This is a bit teadious, but when wrapper class variables are null a NullPointerException will be thrown when doing auto-unboxing. This code illustrates this problem:

You can use terenary expresions to prevent the NullPointerExceptions or write a toolkit to do this. Toolkits in conjunction with static imports reduce the code mess of terenary expressions. Here is an example of both:

Any which way you slice it, you want some easy method for handling null values when you know that they are possible. If they aren’t possible, then this rule can be ignored.

Jul 142004

There has been a lot of talk lately about the JDK 5 auto-boxing issues and how everyone thinks it should work or whether or not it should even exist. The main thread I found and posted to was over here.

Just wanted to discuss this in some more detail. Auto-boxing is 100% code-generation. It is an auto-conversion between objects and primitives. Here’s what that means. If you code this:

Java generates code that actually does this:

Okay, what does this mean? It means that the int passed into the valueOf method is converted to an Integer AND if it has already been converted, Java can choose to return the previously created Integer or a new Integer. This allows Java to cache the instances of Integer so that the memory footprint is smaller. This means that two separate calls to this method with the same int MIGHT return the same object. Here’s an example:

So, what does it print out? Totally unknown! Why? Because any JVM can implement this method anyway it sees fit. The fact that Sun’s JVM caches values from -127 to 127 is completely arbitrary. The contract of this method states:

Returns a Integer instance representing the specified int value. If a new Integer instance is not required, this method should generally be used in preference to the constructor Integer(int), as this method is likely to yield significantly better space and time performance by caching frequently requested values.

It doesn’t tell us when it caches or how it caches, just that it can cache. So, why not just not cache and make everyone’s lives easy? Because doing that would mean that every autobox operation would create a new object. This might seem relatively low concern for people who are simply putting things into Maps, but for those people that are fetching values from Maps and doing math with those values and putting the result back into the Maps, this would slow the application down.

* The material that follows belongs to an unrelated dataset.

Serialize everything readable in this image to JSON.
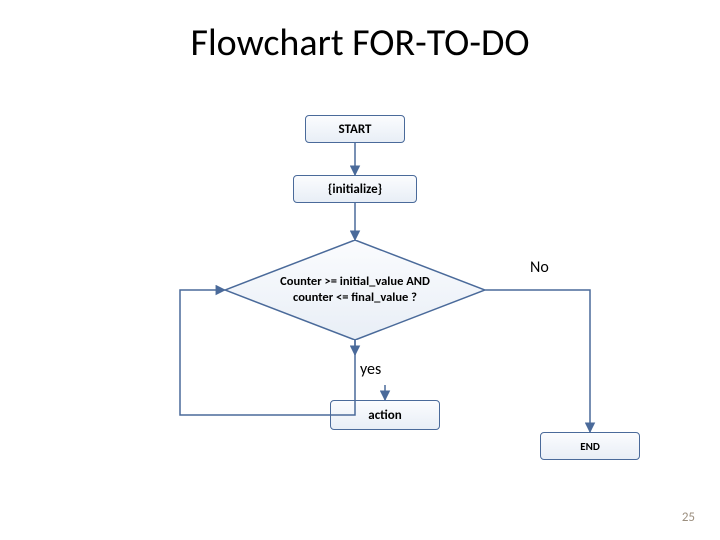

Okay, now that the way things works has been covered, here’s what I think about autoboxing use. As I said on the thread over at TheServerSide: if you can use primitives do, if you can’t don’t. Simple huh? Well, it makes good sense because for performance reasons, you still do not want to incur the overhead of calling valueOf if all you are doing is counting. That just wouldn’t make any sense. Likewise, if you are putting values into a Map and the key is an index or primary key from a database, doesn’t make sense to use an int.

What I think about the use of valueOf? Well, I think it’s fine. I know better than to ever compare Objects using the == operator and everyone else that uses Java should know this as well. For that matter, you should know whether or not you have autoboxed something and which equality operation is correct (== or .equals()). I think that my rule from above helps to clarify this issue. If you are using primitives, you are probably doing math of some sort. This usually entails equality operations or something similar (greater-than, less-than). In these situations, you can safely use ==. However, if you can’t use primitives, than you shouldn’t right? In these cases you are mostly passing int into methods that take either Object, Number of Integer. Therefore, you shouldn’t be doing an comparisons on these values.

I can already see the responses… What if I am summing values in a Map and want to break when the sum is a certain value? Okay, if you can use primitives do so:

If you can’t, don’t.

To me this makes sense. Java’s de-autobox gets us back to a state where we can use primitives. All the operations we do on that primitive can be done on primitives, so we go ahead and do it. Then we get back to the case where we can’t use a primitive because the method requires an Integer. Therefore, we allow the Java compiler to autobox the value for us.